*** Begin section ***
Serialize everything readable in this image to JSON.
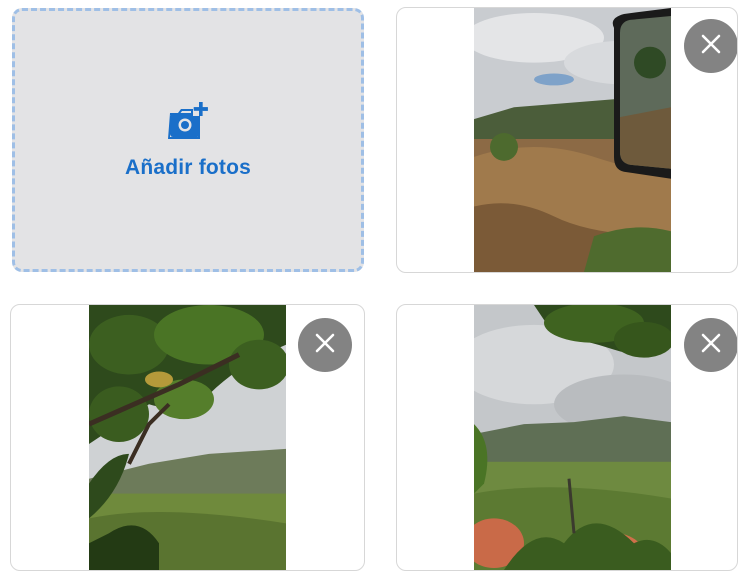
{
  "add_photos": {
    "label": "Añadir fotos",
    "icon": "add-photo-icon",
    "accent_color": "#1a6fc9"
  },
  "photos": [
    {
      "id_label": "photo-1",
      "remove_icon": "close-icon"
    },
    {
      "id_label": "photo-2",
      "remove_icon": "close-icon"
    },
    {
      "id_label": "photo-3",
      "remove_icon": "close-icon"
    }
  ]
}
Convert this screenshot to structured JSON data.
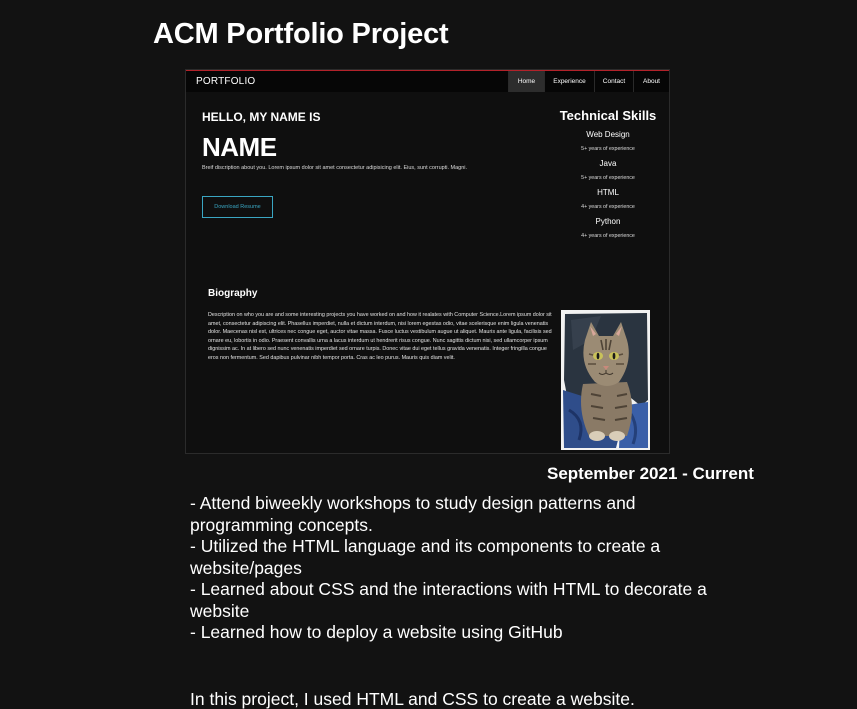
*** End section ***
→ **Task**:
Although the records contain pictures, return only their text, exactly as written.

→ **Written response**:
Serialize everything readable in this image to JSON.
{
  "add_photos": {
    "label": "Añadir fotos",
    "icon": "add-photo-icon",
    "accent_color": "#1a6fc9"
  },
  "photos": [
    {
      "id_label": "photo-1",
      "remove_icon": "close-icon"
    },
    {
      "id_label": "photo-2",
      "remove_icon": "close-icon"
    },
    {
      "id_label": "photo-3",
      "remove_icon": "close-icon"
    }
  ]
}
Convert this screenshot to structured JSON data.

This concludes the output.